Rats premedicated with amlodipine (0.2 mg/kg), olmesartan (0.8 mg/kg), or vehicle were restrained for 30 min (immobilization stress: IMO) to reproduce emotional stress and then anesthetized to release stress. We measured the fractional area change (FAC) using echocardiography (SONOS5500) with a s12 probe (frequency 5–12 MHz, frame rate 120 Hz) and blood pressure and heart rate at the end of IMO and every 10 for 60 min after IMO.
During IMO, FAC in the amlodipine or the olmesartan group was as high as that in the vehicle group.
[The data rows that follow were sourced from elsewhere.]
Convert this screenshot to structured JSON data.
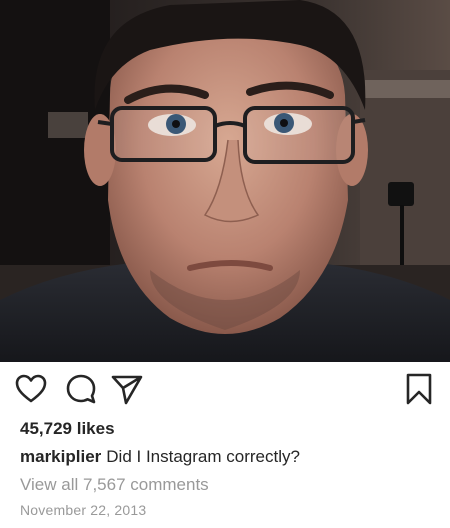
{
  "photo": {
    "subject": "selfie-photo"
  },
  "actions": {
    "like_icon": "heart-outline-icon",
    "comment_icon": "speech-bubble-icon",
    "share_icon": "paper-plane-icon",
    "save_icon": "bookmark-outline-icon"
  },
  "likes_text": "45,729 likes",
  "caption": {
    "username": "markiplier",
    "text": "Did I Instagram correctly?"
  },
  "view_comments_text": "View all 7,567 comments",
  "date_text": "November 22, 2013",
  "colors": {
    "text": "#262626",
    "muted": "#999999",
    "background": "#ffffff"
  }
}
At 20 min after IMO, FAC in the amlodipine group was significantly higher than in the other two groups (84 ± 8 vs. 60 ± 7 or 68 ± 15 %, p < 0.05). During IMO, blood pressure in the amlodipine or the olmesartan group was significantly lower than with vehicle (119 ± 6 and 110 ± 7 vs. 124 ± 5 mmHg, p < 0.05). After IMO, blood pressure in the olmesartan group was significantly lower than in the other two groups.
Acute administration of amlodipine could prevent a sudden drop in cardiac function after acute stress like IMO, but olmesartan did not. Amlodipine might have a protective effect on temporal left ventricular hypokinesia after emotional stress, which might not be related to decreased blood pressure.